**** Task input ****

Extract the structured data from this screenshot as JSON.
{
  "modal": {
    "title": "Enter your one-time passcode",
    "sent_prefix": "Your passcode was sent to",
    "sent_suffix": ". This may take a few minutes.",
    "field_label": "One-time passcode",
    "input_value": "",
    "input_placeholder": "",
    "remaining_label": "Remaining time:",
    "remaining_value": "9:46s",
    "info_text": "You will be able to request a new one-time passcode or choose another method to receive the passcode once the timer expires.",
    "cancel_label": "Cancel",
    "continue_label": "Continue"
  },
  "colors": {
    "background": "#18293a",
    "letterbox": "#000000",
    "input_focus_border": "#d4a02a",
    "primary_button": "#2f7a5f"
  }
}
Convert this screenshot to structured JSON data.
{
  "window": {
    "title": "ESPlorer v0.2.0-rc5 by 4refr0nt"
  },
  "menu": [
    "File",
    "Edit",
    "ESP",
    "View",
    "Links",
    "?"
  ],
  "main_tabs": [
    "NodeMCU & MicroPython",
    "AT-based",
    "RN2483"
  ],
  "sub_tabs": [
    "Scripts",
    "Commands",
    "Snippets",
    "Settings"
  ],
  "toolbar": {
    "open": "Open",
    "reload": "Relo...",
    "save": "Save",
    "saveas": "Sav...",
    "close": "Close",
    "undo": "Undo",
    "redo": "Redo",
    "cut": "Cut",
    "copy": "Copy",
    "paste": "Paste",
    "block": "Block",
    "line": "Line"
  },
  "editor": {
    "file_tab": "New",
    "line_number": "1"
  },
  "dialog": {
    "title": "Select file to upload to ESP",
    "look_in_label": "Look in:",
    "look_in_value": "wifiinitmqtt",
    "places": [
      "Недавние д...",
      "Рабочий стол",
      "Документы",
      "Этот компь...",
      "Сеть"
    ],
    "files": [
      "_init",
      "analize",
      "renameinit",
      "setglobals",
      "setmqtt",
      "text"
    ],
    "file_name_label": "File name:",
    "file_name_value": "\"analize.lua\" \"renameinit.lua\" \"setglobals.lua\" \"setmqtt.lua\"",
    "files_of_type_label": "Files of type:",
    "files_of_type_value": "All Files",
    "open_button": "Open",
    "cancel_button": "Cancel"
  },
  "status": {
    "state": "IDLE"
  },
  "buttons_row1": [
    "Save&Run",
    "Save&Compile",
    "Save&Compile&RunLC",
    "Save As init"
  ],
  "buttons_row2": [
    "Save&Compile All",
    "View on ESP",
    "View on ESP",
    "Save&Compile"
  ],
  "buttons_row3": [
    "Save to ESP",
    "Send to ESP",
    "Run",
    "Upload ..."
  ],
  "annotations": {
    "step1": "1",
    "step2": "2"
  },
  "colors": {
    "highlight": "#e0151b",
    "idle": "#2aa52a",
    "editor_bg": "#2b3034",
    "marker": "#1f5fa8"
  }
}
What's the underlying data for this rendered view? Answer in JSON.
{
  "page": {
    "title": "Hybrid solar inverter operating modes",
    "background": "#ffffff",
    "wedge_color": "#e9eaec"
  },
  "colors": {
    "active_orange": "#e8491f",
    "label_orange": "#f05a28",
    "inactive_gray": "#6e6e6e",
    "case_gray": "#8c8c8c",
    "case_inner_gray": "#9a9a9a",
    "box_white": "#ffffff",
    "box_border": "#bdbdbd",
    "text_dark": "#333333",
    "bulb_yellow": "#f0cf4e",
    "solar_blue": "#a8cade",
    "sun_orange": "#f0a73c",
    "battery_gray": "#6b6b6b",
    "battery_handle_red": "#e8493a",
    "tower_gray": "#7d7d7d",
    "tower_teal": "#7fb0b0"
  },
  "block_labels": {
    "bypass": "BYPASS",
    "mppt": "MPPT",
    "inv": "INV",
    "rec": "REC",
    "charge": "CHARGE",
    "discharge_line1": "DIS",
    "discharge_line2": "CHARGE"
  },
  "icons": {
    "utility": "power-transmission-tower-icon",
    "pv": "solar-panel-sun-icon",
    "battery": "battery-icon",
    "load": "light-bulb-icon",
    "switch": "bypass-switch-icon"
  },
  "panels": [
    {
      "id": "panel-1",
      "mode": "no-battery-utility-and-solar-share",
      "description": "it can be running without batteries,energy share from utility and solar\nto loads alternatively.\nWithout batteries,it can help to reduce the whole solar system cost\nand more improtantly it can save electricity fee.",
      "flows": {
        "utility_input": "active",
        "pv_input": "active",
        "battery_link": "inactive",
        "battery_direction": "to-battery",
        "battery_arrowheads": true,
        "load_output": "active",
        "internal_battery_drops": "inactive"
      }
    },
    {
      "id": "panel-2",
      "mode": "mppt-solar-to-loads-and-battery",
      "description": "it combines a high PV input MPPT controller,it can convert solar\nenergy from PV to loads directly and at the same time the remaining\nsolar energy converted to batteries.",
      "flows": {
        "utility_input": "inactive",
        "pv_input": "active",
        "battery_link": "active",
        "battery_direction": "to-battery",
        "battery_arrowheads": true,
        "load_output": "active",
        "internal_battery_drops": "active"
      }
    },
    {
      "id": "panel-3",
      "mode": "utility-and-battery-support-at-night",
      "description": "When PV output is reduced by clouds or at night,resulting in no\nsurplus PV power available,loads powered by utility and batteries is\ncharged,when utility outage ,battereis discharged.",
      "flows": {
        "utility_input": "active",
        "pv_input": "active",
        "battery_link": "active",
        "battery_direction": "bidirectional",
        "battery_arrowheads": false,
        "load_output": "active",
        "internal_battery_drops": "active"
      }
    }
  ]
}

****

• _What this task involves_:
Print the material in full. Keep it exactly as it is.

• _Task output_:
Extract the structured data from this screenshot as JSON.
{
  "modal": {
    "title": "Enter your one-time passcode",
    "sent_prefix": "Your passcode was sent to",
    "sent_suffix": ". This may take a few minutes.",
    "field_label": "One-time passcode",
    "input_value": "",
    "input_placeholder": "",
    "remaining_label": "Remaining time:",
    "remaining_value": "9:46s",
    "info_text": "You will be able to request a new one-time passcode or choose another method to receive the passcode once the timer expires.",
    "cancel_label": "Cancel",
    "continue_label": "Continue"
  },
  "colors": {
    "background": "#18293a",
    "letterbox": "#000000",
    "input_focus_border": "#d4a02a",
    "primary_button": "#2f7a5f"
  }
}
Convert this screenshot to structured JSON data.
{
  "window": {
    "title": "ESPlorer v0.2.0-rc5 by 4refr0nt"
  },
  "menu": [
    "File",
    "Edit",
    "ESP",
    "View",
    "Links",
    "?"
  ],
  "main_tabs": [
    "NodeMCU & MicroPython",
    "AT-based",
    "RN2483"
  ],
  "sub_tabs": [
    "Scripts",
    "Commands",
    "Snippets",
    "Settings"
  ],
  "toolbar": {
    "open": "Open",
    "reload": "Relo...",
    "save": "Save",
    "saveas": "Sav...",
    "close": "Close",
    "undo": "Undo",
    "redo": "Redo",
    "cut": "Cut",
    "copy": "Copy",
    "paste": "Paste",
    "block": "Block",
    "line": "Line"
  },
  "editor": {
    "file_tab": "New",
    "line_number": "1"
  },
  "dialog": {
    "title": "Select file to upload to ESP",
    "look_in_label": "Look in:",
    "look_in_value": "wifiinitmqtt",
    "places": [
      "Недавние д...",
      "Рабочий стол",
      "Документы",
      "Этот компь...",
      "Сеть"
    ],
    "files": [
      "_init",
      "analize",
      "renameinit",
      "setglobals",
      "setmqtt",
      "text"
    ],
    "file_name_label": "File name:",
    "file_name_value": "\"analize.lua\" \"renameinit.lua\" \"setglobals.lua\" \"setmqtt.lua\"",
    "files_of_type_label": "Files of type:",
    "files_of_type_value": "All Files",
    "open_button": "Open",
    "cancel_button": "Cancel"
  },
  "status": {
    "state": "IDLE"
  },
  "buttons_row1": [
    "Save&Run",
    "Save&Compile",
    "Save&Compile&RunLC",
    "Save As init"
  ],
  "buttons_row2": [
    "Save&Compile All",
    "View on ESP",
    "View on ESP",
    "Save&Compile"
  ],
  "buttons_row3": [
    "Save to ESP",
    "Send to ESP",
    "Run",
    "Upload ..."
  ],
  "annotations": {
    "step1": "1",
    "step2": "2"
  },
  "colors": {
    "highlight": "#e0151b",
    "idle": "#2aa52a",
    "editor_bg": "#2b3034",
    "marker": "#1f5fa8"
  }
}
What's the underlying data for this rendered view? Answer in JSON.
{
  "page": {
    "title": "Hybrid solar inverter operating modes",
    "background": "#ffffff",
    "wedge_color": "#e9eaec"
  },
  "colors": {
    "active_orange": "#e8491f",
    "label_orange": "#f05a28",
    "inactive_gray": "#6e6e6e",
    "case_gray": "#8c8c8c",
    "case_inner_gray": "#9a9a9a",
    "box_white": "#ffffff",
    "box_border": "#bdbdbd",
    "text_dark": "#333333",
    "bulb_yellow": "#f0cf4e",
    "solar_blue": "#a8cade",
    "sun_orange": "#f0a73c",
    "battery_gray": "#6b6b6b",
    "battery_handle_red": "#e8493a",
    "tower_gray": "#7d7d7d",
    "tower_teal": "#7fb0b0"
  },
  "block_labels": {
    "bypass": "BYPASS",
    "mppt": "MPPT",
    "inv": "INV",
    "rec": "REC",
    "charge": "CHARGE",
    "discharge_line1": "DIS",
    "discharge_line2": "CHARGE"
  },
  "icons": {
    "utility": "power-transmission-tower-icon",
    "pv": "solar-panel-sun-icon",
    "battery": "battery-icon",
    "load": "light-bulb-icon",
    "switch": "bypass-switch-icon"
  },
  "panels": [
    {
      "id": "panel-1",
      "mode": "no-battery-utility-and-solar-share",
      "description": "it can be running without batteries,energy share from utility and solar\nto loads alternatively.\nWithout batteries,it can help to reduce the whole solar system cost\nand more improtantly it can save electricity fee.",
      "flows": {
        "utility_input": "active",
        "pv_input": "active",
        "battery_link": "inactive",
        "battery_direction": "to-battery",
        "battery_arrowheads": true,
        "load_output": "active",
        "internal_battery_drops": "inactive"
      }
    },
    {
      "id": "panel-2",
      "mode": "mppt-solar-to-loads-and-battery",
      "description": "it combines a high PV input MPPT controller,it can convert solar\nenergy from PV to loads directly and at the same time the remaining\nsolar energy converted to batteries.",
      "flows": {
        "utility_input": "inactive",
        "pv_input": "active",
        "battery_link": "active",
        "battery_direction": "to-battery",
        "battery_arrowheads": true,
        "load_output": "active",
        "internal_battery_drops": "active"
      }
    },
    {
      "id": "panel-3",
      "mode": "utility-and-battery-support-at-night",
      "description": "When PV output is reduced by clouds or at night,resulting in no\nsurplus PV power available,loads powered by utility and batteries is\ncharged,when utility outage ,battereis discharged.",
      "flows": {
        "utility_input": "active",
        "pv_input": "active",
        "battery_link": "active",
        "battery_direction": "bidirectional",
        "battery_arrowheads": false,
        "load_output": "active",
        "internal_battery_drops": "active"
      }
    }
  ]
}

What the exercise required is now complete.